*Dataset extract*.
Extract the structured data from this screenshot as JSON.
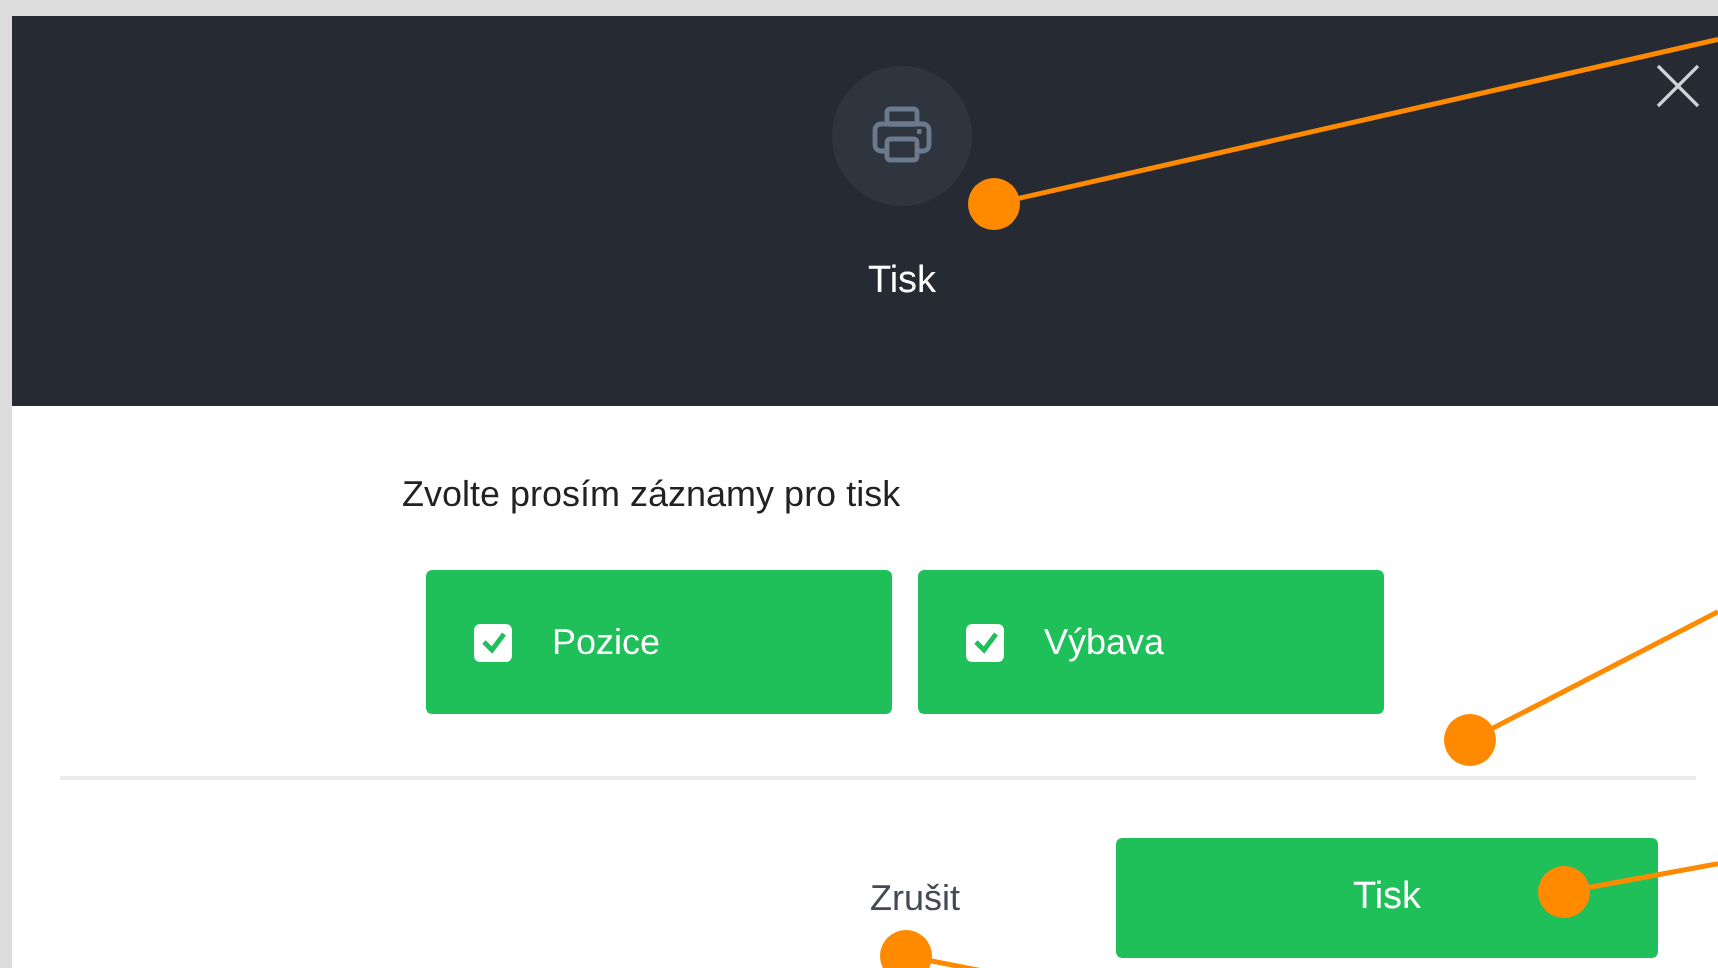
{
  "dialog": {
    "title": "Tisk",
    "prompt": "Zvolte prosím záznamy pro tisk",
    "options": [
      {
        "label": "Pozice",
        "checked": true
      },
      {
        "label": "Výbava",
        "checked": true
      }
    ],
    "cancel": "Zrušit",
    "confirm": "Tisk"
  }
}
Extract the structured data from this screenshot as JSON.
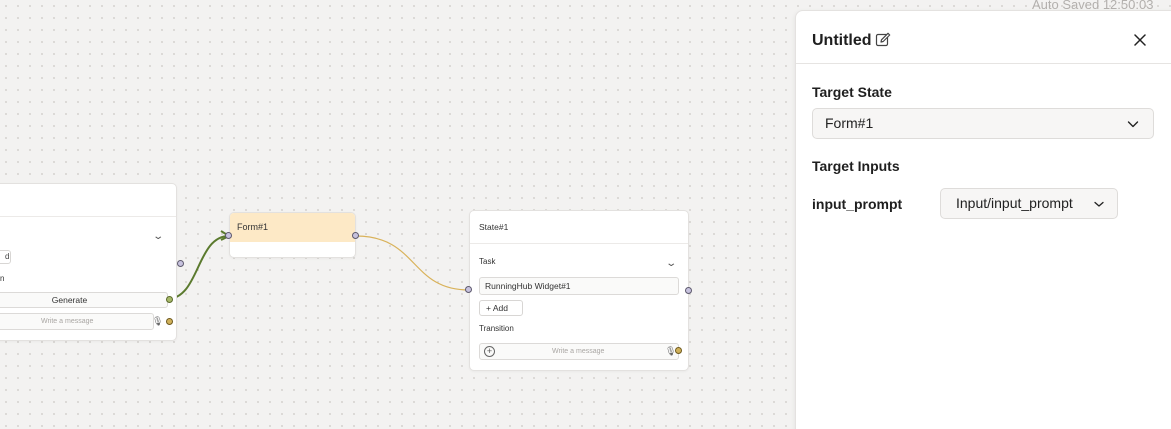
{
  "autosave": "Auto Saved 12:50:03",
  "nodes": {
    "left": {
      "tag_text": "d",
      "fragment": "n",
      "generate_label": "Generate",
      "message_placeholder": "Write a message"
    },
    "form": {
      "title": "Form#1"
    },
    "state": {
      "title": "State#1",
      "task_label": "Task",
      "widget_label": "RunningHub Widget#1",
      "add_label": "Add",
      "transition_label": "Transition",
      "message_placeholder": "Write a message"
    }
  },
  "panel": {
    "title": "Untitled",
    "target_state_label": "Target State",
    "target_state_value": "Form#1",
    "target_inputs_label": "Target Inputs",
    "input_name": "input_prompt",
    "input_value": "Input/input_prompt"
  },
  "colors": {
    "edge_green": "#5b7a2e",
    "edge_amber": "#d9b25a",
    "form_header": "#fde9c6"
  }
}
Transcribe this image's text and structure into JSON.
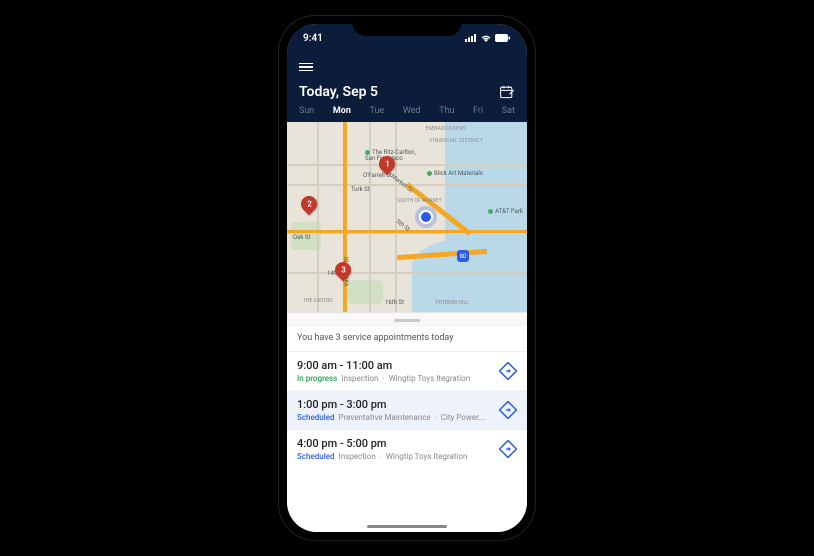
{
  "status": {
    "time": "9:41"
  },
  "header": {
    "title": "Today, Sep 5"
  },
  "days": [
    {
      "label": "Sun"
    },
    {
      "label": "Mon"
    },
    {
      "label": "Tue"
    },
    {
      "label": "Wed"
    },
    {
      "label": "Thu"
    },
    {
      "label": "Fri"
    },
    {
      "label": "Sat"
    }
  ],
  "active_day_index": 1,
  "map": {
    "pins": [
      {
        "n": "1"
      },
      {
        "n": "2"
      },
      {
        "n": "3"
      }
    ],
    "poi": {
      "ritz": "The Ritz-Carlton, San Francisco",
      "blick": "Blick Art Materials",
      "att": "AT&T Park",
      "emb": "EMBARCADERO",
      "fin": "FINANCIAL DISTRICT",
      "soma": "SOUTH OF MARKET",
      "castro": "THE CASTRO",
      "turk": "Turk St",
      "ofarrell": "O'Farrell St",
      "oak": "Oak St",
      "market": "Market St",
      "fourteenth": "14th St",
      "fifth": "5th St",
      "sixteenth": "16th St",
      "valencia": "Valencia St",
      "potrero": "POTRERO HILL",
      "hwy": "80"
    }
  },
  "summary": "You have 3 service appointments today",
  "appointments": [
    {
      "time": "9:00 am - 11:00 am",
      "status": "In progress",
      "status_class": "progress",
      "type": "Inspection",
      "customer": "Wingtip Toys Itegration"
    },
    {
      "time": "1:00 pm - 3:00 pm",
      "status": "Scheduled",
      "status_class": "scheduled",
      "type": "Preventative Maintenance",
      "customer": "City Power..."
    },
    {
      "time": "4:00 pm - 5:00 pm",
      "status": "Scheduled",
      "status_class": "scheduled",
      "type": "Inspection",
      "customer": "Wingtip Toys Itegration"
    }
  ]
}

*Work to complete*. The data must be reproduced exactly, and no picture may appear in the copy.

*Task response*.
Extract the structured data from this screenshot as JSON.
{
  "dialog": {
    "title": "Tisk",
    "prompt": "Zvolte prosím záznamy pro tisk",
    "options": [
      {
        "label": "Pozice",
        "checked": true
      },
      {
        "label": "Výbava",
        "checked": true
      }
    ],
    "cancel": "Zrušit",
    "confirm": "Tisk"
  }
}
Extract the structured data from this screenshot as JSON.
{
  "autosave": "Auto Saved 12:50:03",
  "nodes": {
    "left": {
      "tag_text": "d",
      "fragment": "n",
      "generate_label": "Generate",
      "message_placeholder": "Write a message"
    },
    "form": {
      "title": "Form#1"
    },
    "state": {
      "title": "State#1",
      "task_label": "Task",
      "widget_label": "RunningHub Widget#1",
      "add_label": "Add",
      "transition_label": "Transition",
      "message_placeholder": "Write a message"
    }
  },
  "panel": {
    "title": "Untitled",
    "target_state_label": "Target State",
    "target_state_value": "Form#1",
    "target_inputs_label": "Target Inputs",
    "input_name": "input_prompt",
    "input_value": "Input/input_prompt"
  },
  "colors": {
    "edge_green": "#5b7a2e",
    "edge_amber": "#d9b25a",
    "form_header": "#fde9c6"
  }
}
Transcribe this image's text and structure into JSON.
{
  "status": {
    "time": "9:41"
  },
  "header": {
    "title": "Today, Sep 5"
  },
  "days": [
    {
      "label": "Sun"
    },
    {
      "label": "Mon"
    },
    {
      "label": "Tue"
    },
    {
      "label": "Wed"
    },
    {
      "label": "Thu"
    },
    {
      "label": "Fri"
    },
    {
      "label": "Sat"
    }
  ],
  "active_day_index": 1,
  "map": {
    "pins": [
      {
        "n": "1"
      },
      {
        "n": "2"
      },
      {
        "n": "3"
      }
    ],
    "poi": {
      "ritz": "The Ritz-Carlton, San Francisco",
      "blick": "Blick Art Materials",
      "att": "AT&T Park",
      "emb": "EMBARCADERO",
      "fin": "FINANCIAL DISTRICT",
      "soma": "SOUTH OF MARKET",
      "castro": "THE CASTRO",
      "turk": "Turk St",
      "ofarrell": "O'Farrell St",
      "oak": "Oak St",
      "market": "Market St",
      "fourteenth": "14th St",
      "fifth": "5th St",
      "sixteenth": "16th St",
      "valencia": "Valencia St",
      "potrero": "POTRERO HILL",
      "hwy": "80"
    }
  },
  "summary": "You have 3 service appointments today",
  "appointments": [
    {
      "time": "9:00 am - 11:00 am",
      "status": "In progress",
      "status_class": "progress",
      "type": "Inspection",
      "customer": "Wingtip Toys Itegration"
    },
    {
      "time": "1:00 pm - 3:00 pm",
      "status": "Scheduled",
      "status_class": "scheduled",
      "type": "Preventative Maintenance",
      "customer": "City Power..."
    },
    {
      "time": "4:00 pm - 5:00 pm",
      "status": "Scheduled",
      "status_class": "scheduled",
      "type": "Inspection",
      "customer": "Wingtip Toys Itegration"
    }
  ]
}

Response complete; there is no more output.